“The beginning of wisdom is the fear of God”. We must come away with newfound humility, and the deep recognition that the Torah’s restraints are for our good. If we combat our rebelliousness of certain Torah laws with new knowledge behind what we initially found restraining, we have just made a fantastic, first step.



Chains of Freedom

We learn that the unchained lifestyle leads to our destruction. In fact, the Rabbis refer to the Torah as “Ole malchus shamayim”, “The yoke of the kingdom of heaven”. The yoke is a restraint on our urges and actions. Following this restrained lifestyle where Torah study is first and foremost, we arrive at truths concerning what the happiest and best life is. We study human nature and see where different paths lead, before we embark on a course. We decide all moves based on reason. With a restrained and well-charted plan, we live tranquil lives. We control when and where our energies are spent. Less friction is created with others, as we do not value petty matters, and we think before we talk. With a governing system, we are led to greater knowledge, and it is this knowledge that truly frees us: freed to make more decisions, because we know more choices. And these decisions are more informed, so we benefit, having thought through all possible scenarios that might result from any number of choices.

It is the ignorant one who feels that restraint limits him.

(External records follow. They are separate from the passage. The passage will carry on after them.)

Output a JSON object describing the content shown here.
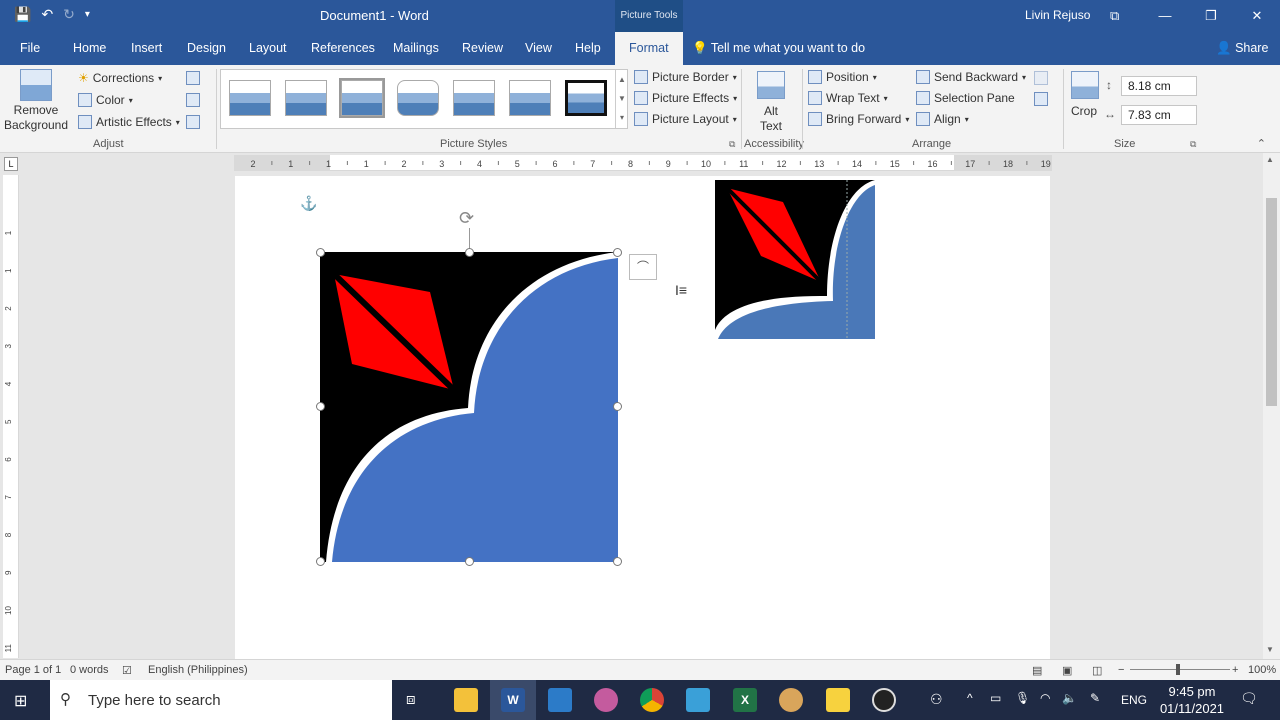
{
  "window": {
    "title": "Document1  -  Word",
    "tools_label": "Picture Tools",
    "user": "Livin Rejuso",
    "min_label": "—",
    "restore_label": "❐",
    "close_label": "✕"
  },
  "tabs": [
    {
      "label": "File"
    },
    {
      "label": "Home"
    },
    {
      "label": "Insert"
    },
    {
      "label": "Design"
    },
    {
      "label": "Layout"
    },
    {
      "label": "References"
    },
    {
      "label": "Mailings"
    },
    {
      "label": "Review"
    },
    {
      "label": "View"
    },
    {
      "label": "Help"
    },
    {
      "label": "Format",
      "active": true
    }
  ],
  "tell_me": "Tell me what you want to do",
  "share": "Share",
  "ribbon": {
    "adjust": {
      "remove_background": "Remove Background",
      "corrections": "Corrections",
      "color": "Color",
      "artistic_effects": "Artistic Effects",
      "label": "Adjust"
    },
    "picture_styles": {
      "label": "Picture Styles",
      "border": "Picture Border",
      "effects": "Picture Effects",
      "layout": "Picture Layout"
    },
    "accessibility": {
      "alt_text": "Alt Text",
      "label": "Accessibility"
    },
    "arrange": {
      "position": "Position",
      "wrap_text": "Wrap Text",
      "bring_forward": "Bring Forward",
      "send_backward": "Send Backward",
      "selection_pane": "Selection Pane",
      "align": "Align",
      "label": "Arrange"
    },
    "size": {
      "crop": "Crop",
      "height": "8.18 cm",
      "width": "7.83 cm",
      "label": "Size"
    }
  },
  "ruler": {
    "marks": [
      "2",
      "1",
      "1",
      "1",
      "2",
      "3",
      "4",
      "5",
      "6",
      "7",
      "8",
      "9",
      "10",
      "11",
      "12",
      "13",
      "14",
      "15",
      "16",
      "17",
      "18",
      "19"
    ],
    "vmarks": [
      "1",
      "1",
      "2",
      "3",
      "4",
      "5",
      "6",
      "7",
      "8",
      "9",
      "10",
      "11",
      "12"
    ]
  },
  "status": {
    "page": "Page 1 of 1",
    "words": "0 words",
    "language": "English (Philippines)",
    "zoom": "100%"
  },
  "taskbar": {
    "search_placeholder": "Type here to search",
    "lang": "ENG",
    "time": "9:45 pm",
    "date": "01/11/2021"
  },
  "colors": {
    "word_blue": "#2b579a",
    "shape_blue": "#4472c4",
    "shape_red": "#ff0000",
    "shape_black": "#000000"
  }
}
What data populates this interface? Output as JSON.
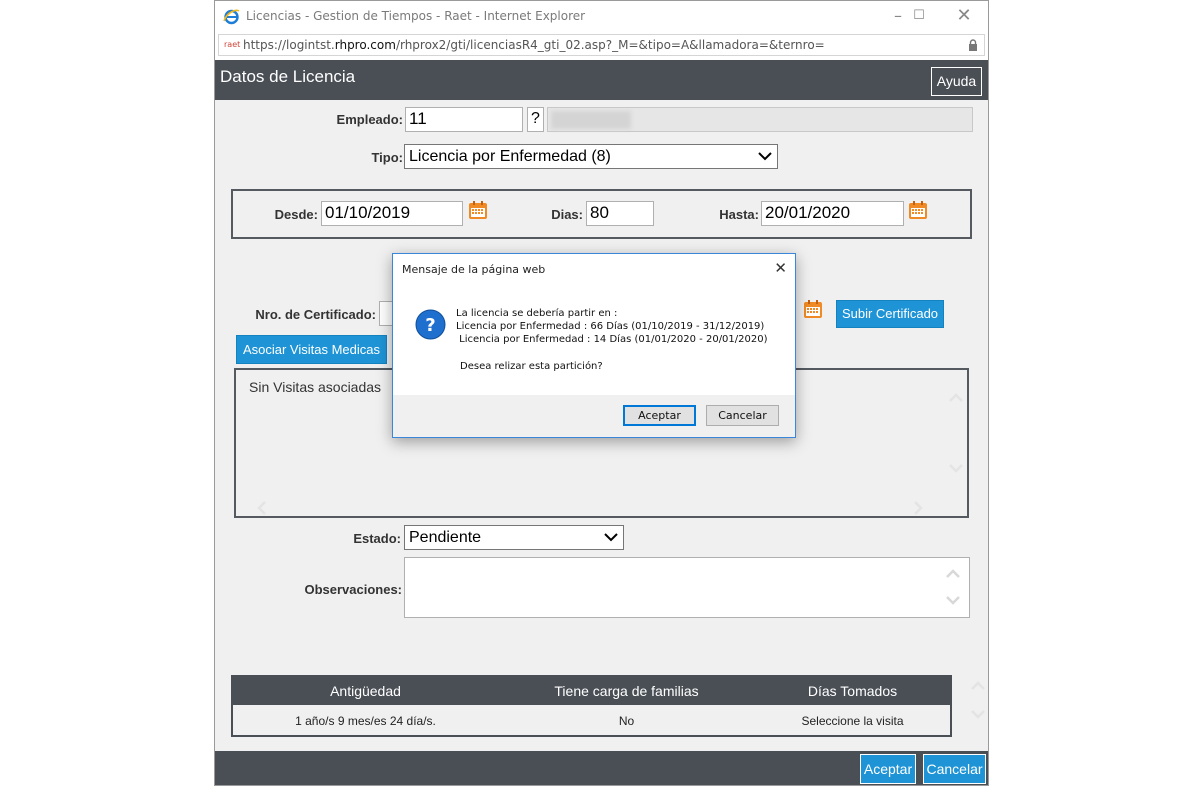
{
  "window": {
    "title": "Licencias - Gestion de Tiempos - Raet - Internet Explorer",
    "url_prefix": "https://logintst.",
    "url_domain": "rhpro.com",
    "url_rest": "/rhprox2/gti/licenciasR4_gti_02.asp?_M=&tipo=A&llamadora=&ternro=",
    "addr_icon": "raet"
  },
  "header": {
    "title": "Datos de Licencia",
    "help_label": "Ayuda"
  },
  "form": {
    "empleado_label": "Empleado:",
    "empleado_value": "11",
    "empleado_search": "?",
    "tipo_label": "Tipo:",
    "tipo_value": "Licencia por Enfermedad (8)",
    "desde_label": "Desde:",
    "desde_value": "01/10/2019",
    "dias_label": "Dias:",
    "dias_value": "80",
    "hasta_label": "Hasta:",
    "hasta_value": "20/01/2020",
    "certificado_label": "Nro. de Certificado:",
    "subir_certificado": "Subir Certificado",
    "asociar_visitas": "Asociar Visitas Medicas",
    "sin_visitas": "Sin Visitas asociadas",
    "estado_label": "Estado:",
    "estado_value": "Pendiente",
    "observaciones_label": "Observaciones:"
  },
  "table": {
    "headers": [
      "Antigüedad",
      "Tiene carga de familias",
      "Días Tomados"
    ],
    "row": [
      "1 año/s 9 mes/es 24 día/s.",
      "No",
      "Seleccione la visita"
    ]
  },
  "footer": {
    "accept": "Aceptar",
    "cancel": "Cancelar"
  },
  "dialog": {
    "title": "Mensaje de la página web",
    "line1": "La licencia se debería partir en :",
    "line2": "Licencia por Enfermedad : 66 Días (01/10/2019 - 31/12/2019)",
    "line3": " Licencia por Enfermedad : 14 Días (01/01/2020 - 20/01/2020)",
    "question": "Desea relizar esta partición?",
    "accept": "Aceptar",
    "cancel": "Cancelar"
  },
  "colors": {
    "header_bg": "#4a4f56",
    "accent_blue": "#1e94d6",
    "calendar_orange": "#f08a24",
    "dialog_border": "#3a86d8"
  }
}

The irreligious person ‘feels’ free, as nothing impedes his actions. But freedom to “do”, does not equate to the ability to select “any” possibility…or doing what is “best”. Yes, the irreligious person can do and say anything, at anytime. But with little knowledge, he or she has few choices. For man cannot choose, that which he is unaware of. Conversely, the truly free person is the one who has the greatest knowledge, enabling greater choices, and wiser options. And the greatest knowledge must come from the Creator of all knowledge.


Rabbi Bachya ben Joseph ibn Paquda directs us to reflect on many profound realizations. I truly feel fortunate to have read his words. I urge all to purchase a copy of Duties of the Heart. Read it, including his amazing introduction. You will feel as fortunate as I that you did. His lessons will free you to select from increased options, and make more informed choices.





[1] “That I am the Lord which exercise loving-kindness, judgment, and righteousness in the earth.” (Jeremiah 9:23)